Take a Trip and Embrace the Journey
by Jared Richards, Learning and Information Services Supervisor
When it comes to train travel, the most on-the-nose saying is that life is about the journey, not the destination. My family recently went on a train trip that started with a seven-hour delay, then we broke down in the desert, then we were overly-polite (or just a stickler for the rules) and let every freight train go by, and finally we arrived over twenty hours late. But I would still highly recommend the experience, assuming you don’t need to get somewhere in a timely manner. The actual journey consisted of hanging out with my family, eating good food, and taking in the scenery as it rolled by, all of which is much harder to do behind the wheel of a car.
Although I am a fan of trains, I must admit I don’t spend a lot of time reading about them, despite my dream of one day getting into model railroading. But there are plenty of good books not involving trains that focus on the journey.
One of the more literal ones is “Journey to the Center of the Earth” by Jules Verne. Professor Otto Lidenbrock and his nephew, find a coded note that tells them that the center of the earth can be reached via the volcanic tubes found beneath a volcano in Iceland. They enlist the support of an Icelandic guide to help them discover the wonders hidden beneath the earth’s crust. This includes a large ocean, giants, and prehistoric animals. As a kid I was enthralled by Jules Verne. His books featured epic journeys to the moon, under the ocean, into the earth, and around the globe. These stories were written in the 1800s, which makes them all the more interesting.
Also in the 1800s, we have “Three Men in a Boat” by Jerome K. Jerome. Jerome intended to write a travel guide, which is why there are historical bits spread throughout the book, but it’s really just a funny book about the misadventures of three friends traveling on the Thames by boat. It’s one of the few books that has actually brought me to tears from laughter.
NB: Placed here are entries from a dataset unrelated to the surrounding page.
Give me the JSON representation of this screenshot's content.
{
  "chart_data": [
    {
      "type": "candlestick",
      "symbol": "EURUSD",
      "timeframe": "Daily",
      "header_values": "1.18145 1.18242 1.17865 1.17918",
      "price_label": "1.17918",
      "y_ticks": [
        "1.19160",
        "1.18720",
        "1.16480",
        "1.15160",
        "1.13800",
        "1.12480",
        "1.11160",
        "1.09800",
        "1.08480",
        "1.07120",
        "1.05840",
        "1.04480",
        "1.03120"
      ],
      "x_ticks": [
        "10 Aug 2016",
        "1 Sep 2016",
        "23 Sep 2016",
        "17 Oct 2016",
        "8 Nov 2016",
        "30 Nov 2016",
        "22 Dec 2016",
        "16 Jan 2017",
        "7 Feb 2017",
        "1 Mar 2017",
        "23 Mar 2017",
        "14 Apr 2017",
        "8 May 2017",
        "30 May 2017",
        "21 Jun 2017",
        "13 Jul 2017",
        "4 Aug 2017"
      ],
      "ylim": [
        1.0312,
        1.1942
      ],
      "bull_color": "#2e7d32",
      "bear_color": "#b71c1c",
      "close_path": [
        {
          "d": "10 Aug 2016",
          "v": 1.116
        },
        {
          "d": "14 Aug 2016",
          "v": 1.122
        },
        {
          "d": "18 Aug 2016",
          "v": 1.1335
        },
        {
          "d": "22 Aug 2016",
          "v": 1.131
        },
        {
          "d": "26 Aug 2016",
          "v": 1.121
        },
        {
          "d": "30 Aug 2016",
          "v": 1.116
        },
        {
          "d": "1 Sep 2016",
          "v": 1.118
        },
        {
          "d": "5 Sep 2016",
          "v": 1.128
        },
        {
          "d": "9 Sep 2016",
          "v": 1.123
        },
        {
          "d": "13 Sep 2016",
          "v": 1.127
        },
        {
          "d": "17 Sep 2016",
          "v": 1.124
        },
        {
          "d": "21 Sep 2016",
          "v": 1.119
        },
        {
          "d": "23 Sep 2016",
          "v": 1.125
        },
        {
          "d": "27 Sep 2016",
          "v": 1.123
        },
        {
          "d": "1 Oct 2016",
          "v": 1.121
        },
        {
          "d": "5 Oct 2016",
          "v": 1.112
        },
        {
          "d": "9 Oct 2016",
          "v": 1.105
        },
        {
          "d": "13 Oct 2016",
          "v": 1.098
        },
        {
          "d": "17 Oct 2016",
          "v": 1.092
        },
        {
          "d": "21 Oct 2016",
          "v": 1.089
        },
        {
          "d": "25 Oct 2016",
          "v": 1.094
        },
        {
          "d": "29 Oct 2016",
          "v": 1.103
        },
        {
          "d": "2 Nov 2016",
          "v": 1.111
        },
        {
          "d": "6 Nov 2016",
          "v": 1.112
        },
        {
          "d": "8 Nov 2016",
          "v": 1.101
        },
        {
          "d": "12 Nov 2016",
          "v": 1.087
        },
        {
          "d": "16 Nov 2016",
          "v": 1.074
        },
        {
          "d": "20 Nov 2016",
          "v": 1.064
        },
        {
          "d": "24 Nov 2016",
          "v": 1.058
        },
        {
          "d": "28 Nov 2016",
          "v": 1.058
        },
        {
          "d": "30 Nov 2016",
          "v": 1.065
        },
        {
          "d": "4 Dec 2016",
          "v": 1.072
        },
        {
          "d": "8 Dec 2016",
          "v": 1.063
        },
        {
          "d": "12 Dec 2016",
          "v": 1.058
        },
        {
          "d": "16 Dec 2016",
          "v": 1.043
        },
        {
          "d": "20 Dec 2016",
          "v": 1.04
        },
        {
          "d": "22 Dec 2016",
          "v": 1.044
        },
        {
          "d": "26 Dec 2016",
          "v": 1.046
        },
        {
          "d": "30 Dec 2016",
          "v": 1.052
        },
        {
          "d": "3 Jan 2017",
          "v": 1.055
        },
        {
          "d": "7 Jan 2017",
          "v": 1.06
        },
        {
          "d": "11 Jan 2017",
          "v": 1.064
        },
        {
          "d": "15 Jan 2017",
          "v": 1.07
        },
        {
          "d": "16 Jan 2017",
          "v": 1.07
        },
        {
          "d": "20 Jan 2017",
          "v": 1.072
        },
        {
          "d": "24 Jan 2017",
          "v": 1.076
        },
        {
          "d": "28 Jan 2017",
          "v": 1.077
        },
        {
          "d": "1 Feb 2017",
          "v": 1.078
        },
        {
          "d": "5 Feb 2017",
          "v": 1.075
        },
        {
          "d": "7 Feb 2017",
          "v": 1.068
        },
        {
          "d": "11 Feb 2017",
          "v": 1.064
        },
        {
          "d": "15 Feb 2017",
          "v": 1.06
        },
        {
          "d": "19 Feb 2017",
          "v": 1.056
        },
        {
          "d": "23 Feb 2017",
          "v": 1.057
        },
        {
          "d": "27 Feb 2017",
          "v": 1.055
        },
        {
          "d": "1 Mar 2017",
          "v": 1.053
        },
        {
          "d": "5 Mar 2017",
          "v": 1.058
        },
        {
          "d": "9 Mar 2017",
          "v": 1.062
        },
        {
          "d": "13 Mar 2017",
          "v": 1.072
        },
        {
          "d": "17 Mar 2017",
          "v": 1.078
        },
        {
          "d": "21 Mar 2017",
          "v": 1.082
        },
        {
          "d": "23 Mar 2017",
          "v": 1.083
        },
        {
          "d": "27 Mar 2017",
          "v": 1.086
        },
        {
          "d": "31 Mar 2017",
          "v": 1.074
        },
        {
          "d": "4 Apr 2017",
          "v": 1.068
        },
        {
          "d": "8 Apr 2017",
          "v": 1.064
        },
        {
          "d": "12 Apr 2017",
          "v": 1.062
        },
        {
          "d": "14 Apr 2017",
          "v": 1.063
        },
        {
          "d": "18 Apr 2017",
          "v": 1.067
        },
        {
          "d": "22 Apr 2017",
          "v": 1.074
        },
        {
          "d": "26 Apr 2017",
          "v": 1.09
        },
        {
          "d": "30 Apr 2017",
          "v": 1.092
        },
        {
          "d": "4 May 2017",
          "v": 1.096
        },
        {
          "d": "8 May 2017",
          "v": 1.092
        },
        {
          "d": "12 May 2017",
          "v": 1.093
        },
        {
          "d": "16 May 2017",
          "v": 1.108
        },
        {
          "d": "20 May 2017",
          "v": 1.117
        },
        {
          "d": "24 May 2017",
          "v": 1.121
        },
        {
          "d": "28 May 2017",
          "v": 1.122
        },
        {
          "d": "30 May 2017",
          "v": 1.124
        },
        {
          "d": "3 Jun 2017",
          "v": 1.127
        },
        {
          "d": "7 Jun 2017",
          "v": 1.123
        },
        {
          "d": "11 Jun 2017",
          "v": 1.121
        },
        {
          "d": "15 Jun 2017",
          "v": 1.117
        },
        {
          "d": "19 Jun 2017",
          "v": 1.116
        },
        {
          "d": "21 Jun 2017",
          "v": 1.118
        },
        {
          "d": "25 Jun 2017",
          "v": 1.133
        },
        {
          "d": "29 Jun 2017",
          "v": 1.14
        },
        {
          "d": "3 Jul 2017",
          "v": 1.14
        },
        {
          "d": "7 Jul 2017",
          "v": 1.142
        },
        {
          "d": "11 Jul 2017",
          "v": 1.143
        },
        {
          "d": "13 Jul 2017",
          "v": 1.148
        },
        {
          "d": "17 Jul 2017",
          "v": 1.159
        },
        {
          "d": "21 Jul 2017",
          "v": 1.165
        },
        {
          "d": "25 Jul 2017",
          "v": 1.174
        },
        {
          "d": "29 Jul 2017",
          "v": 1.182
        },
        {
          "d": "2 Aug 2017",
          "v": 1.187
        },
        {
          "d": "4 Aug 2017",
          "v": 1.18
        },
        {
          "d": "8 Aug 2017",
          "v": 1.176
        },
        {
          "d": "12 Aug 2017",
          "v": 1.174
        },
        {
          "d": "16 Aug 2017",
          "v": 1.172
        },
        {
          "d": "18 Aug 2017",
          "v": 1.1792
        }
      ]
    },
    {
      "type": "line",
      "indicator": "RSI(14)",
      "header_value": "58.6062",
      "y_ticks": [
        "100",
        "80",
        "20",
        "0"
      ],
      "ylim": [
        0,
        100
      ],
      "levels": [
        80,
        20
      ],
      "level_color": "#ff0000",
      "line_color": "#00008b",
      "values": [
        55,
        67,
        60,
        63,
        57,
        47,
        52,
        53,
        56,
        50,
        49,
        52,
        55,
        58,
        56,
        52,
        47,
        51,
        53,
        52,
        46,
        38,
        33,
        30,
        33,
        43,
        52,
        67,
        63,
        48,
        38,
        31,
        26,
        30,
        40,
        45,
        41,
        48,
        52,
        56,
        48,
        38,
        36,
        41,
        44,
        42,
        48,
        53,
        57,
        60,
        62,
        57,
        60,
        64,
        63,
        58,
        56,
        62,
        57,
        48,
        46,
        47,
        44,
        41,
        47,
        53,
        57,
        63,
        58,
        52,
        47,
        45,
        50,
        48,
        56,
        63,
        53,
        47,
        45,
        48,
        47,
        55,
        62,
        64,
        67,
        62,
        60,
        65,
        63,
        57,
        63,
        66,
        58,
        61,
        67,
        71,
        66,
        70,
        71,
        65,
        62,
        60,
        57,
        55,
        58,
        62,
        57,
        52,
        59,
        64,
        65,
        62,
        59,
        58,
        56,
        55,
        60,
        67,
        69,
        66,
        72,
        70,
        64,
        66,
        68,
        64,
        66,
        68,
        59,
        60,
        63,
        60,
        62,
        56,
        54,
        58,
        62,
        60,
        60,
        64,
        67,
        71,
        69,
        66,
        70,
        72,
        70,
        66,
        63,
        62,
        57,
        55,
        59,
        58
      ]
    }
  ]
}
For a slightly-more-recent adventure, there is “An Abundance of Katherines” by John Green. Colin and his friend Hassan set off on a road trip after graduating high school, following Colin’s most recent breakup from a girl named Katherine. This is Colin’s nineteenth relationship with a girl named Katherine, hence the title. Starting in Chicago, they end up picking up a summer job in Tennessee interviewing the locals for an oral history project, while also maybe kindling a relationship with someone not named Katherine.
Bill Bryson is known for his humorous travel books. My favorite Bryson book is “A Walk in the Woods,” which features his attempt, with a friend, to hike the Appalachian Trail. I’ve had enough experience hiking that this book is very relatable. With modern forms of transport, it is rarely necessary to walk long distances anymore (speaking for myself, obviously). This means that long hikes are purely for the sake of the journey. It allows you to slow down, focus on your steps, listen to the world around you, and hopefully ignore the annoying traits of your hiking companions, like their inability to maintain an even pace, or not securing their gear so it’s banging and clanging all over the place.
To be fair to my initial anecdote, I feel compelled to at least mention a couple train books that are now in my queue because spending over fifty hours on a train has piqued my interest into other experiences. The first is “Off the Rails” by Beppe Severgnini, in which he talks about various train trips he has taken in his life around Europe, Asia, Australia, and the United States.
And lastly, we have Paul Theroux’s “The Great Railway Bazaar.” This book, first published in 1975, recounts his journey from the UK to Japan and back, over the course of four months. I am intrigued to find out if my experience was unique or relatively commonplace when it comes to train travel.
It would be hard for you to throw a rock and not hit a book that was all about the journey and not the destination. I know this. You know this. It’s a cliché for a reason. But also, don’t throw stones. If you need help finding a new book and going on a journey, just ask a librarian. We’re all over the place at the library, and we’re here to help.